What was the inspiration for the project?
“In 2009, I was in a local performance of Eve Ensler’s Vagina Monologues,” says McEwen, “and at the party afterwards I said to one of the actors, ‘What other topic brings up such complicated, contradictory feelings for women besides our vaginas?’ Before I reached the end of the sentence, I thought: Money. I have to do a project about money.’”
Why is this topic so important now?
“My generation — the Boomers — like to feel that we’ve arrived politically, yet in so many ways it feels as if we’re going backwards, and we need these stories of empowerment. We need to hear how other women have managed because the average American woman makes 77 cents to the male dollar.”
From the women’s stories in Legal Tender:
The Bed of Solitude
“One day after Michael and I broke up, I went a bought a brand new bed. The mattress came on New Year’s Eve and I saw how cobwebs had formed around the room. How my bedroom had become sad place. So I lovingly cleaned and after I finished vacuuming and washing things I polished all my furniture with oil and vinegar. The room smelled a little like a salad…”
“The biggest struggle in my marriage has been about the division of labor in the household. My husband and I both started out with academic jobs but I decided to negotiate a half-time contract and (ended up) working full-time for half the pay. I was made at my husband for ten years because I did almost all the housework and the little kid work and I couldn’t figure out why he didn’t help more…”
A Hoarding Parent
“My father was a self-made man — a fur trapper and a trader, an auctioneer, and an antiques dealer. He made a lot of money but he lived in squalor. When I was going through his stuff I felt I needed to transform it. So I made altars. And I took all the objects from Africa and wrapped in in red cloth and sent them to all the people I knew of African descent. With the money I found (in envelopes, hidden everywhere), I put my niece through college at Columbia. I’ve been able to travel and to support the people I love to do the things they want to do.”

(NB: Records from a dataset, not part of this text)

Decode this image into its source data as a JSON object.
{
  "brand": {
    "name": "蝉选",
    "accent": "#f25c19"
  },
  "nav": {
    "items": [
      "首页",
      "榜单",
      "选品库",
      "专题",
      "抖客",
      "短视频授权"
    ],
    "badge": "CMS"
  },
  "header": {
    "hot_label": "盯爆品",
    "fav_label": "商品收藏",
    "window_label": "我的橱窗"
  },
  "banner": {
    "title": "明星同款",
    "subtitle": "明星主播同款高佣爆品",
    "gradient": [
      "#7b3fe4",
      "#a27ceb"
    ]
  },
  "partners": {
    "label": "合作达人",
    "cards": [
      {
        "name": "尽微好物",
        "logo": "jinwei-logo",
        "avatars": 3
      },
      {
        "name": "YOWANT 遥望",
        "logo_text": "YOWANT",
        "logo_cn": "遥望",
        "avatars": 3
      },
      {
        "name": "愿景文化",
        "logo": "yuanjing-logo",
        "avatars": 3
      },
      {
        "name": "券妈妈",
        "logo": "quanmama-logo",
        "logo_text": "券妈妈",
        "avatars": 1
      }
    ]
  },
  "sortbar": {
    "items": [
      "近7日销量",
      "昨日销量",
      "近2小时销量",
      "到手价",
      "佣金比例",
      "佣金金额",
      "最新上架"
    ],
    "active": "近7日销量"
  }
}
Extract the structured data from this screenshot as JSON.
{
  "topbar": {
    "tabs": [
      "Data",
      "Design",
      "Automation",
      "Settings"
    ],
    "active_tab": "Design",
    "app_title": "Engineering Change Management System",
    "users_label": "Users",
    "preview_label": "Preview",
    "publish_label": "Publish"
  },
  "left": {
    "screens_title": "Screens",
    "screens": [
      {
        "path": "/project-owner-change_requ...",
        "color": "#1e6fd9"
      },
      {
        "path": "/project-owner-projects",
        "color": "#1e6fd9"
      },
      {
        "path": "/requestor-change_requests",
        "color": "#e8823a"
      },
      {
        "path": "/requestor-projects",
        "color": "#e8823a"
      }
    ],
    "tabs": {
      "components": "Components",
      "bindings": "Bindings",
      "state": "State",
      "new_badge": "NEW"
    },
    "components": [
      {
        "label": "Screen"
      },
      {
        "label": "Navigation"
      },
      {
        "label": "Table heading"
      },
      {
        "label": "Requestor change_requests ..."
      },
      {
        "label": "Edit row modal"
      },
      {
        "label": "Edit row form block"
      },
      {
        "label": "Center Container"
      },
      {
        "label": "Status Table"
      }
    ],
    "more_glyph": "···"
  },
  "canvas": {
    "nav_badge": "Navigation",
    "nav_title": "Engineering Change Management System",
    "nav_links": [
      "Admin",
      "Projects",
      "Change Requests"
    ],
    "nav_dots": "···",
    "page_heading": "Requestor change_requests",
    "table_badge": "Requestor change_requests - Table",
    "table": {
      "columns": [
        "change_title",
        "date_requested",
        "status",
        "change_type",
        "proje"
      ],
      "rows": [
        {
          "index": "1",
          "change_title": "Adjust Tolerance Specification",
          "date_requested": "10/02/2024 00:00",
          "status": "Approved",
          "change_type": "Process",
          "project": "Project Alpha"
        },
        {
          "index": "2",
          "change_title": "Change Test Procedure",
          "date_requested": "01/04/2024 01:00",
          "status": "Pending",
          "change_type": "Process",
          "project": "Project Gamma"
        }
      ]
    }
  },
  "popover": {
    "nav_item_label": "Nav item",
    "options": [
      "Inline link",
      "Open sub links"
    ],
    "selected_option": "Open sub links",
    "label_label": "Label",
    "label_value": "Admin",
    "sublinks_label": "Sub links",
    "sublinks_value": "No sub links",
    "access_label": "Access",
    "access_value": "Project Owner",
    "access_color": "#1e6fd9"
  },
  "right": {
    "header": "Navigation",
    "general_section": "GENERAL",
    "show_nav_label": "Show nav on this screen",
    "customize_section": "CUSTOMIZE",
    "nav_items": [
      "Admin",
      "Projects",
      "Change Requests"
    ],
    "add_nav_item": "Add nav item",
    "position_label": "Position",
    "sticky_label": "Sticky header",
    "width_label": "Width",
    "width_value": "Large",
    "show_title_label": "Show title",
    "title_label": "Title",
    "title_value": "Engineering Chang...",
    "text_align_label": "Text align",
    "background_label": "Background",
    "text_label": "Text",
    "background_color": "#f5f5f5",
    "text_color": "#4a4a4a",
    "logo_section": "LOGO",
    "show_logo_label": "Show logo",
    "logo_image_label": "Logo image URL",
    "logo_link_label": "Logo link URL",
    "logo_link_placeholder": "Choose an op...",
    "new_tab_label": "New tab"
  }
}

For more information about Christian McEwen and to buy this book, go to www.christianmcewen.com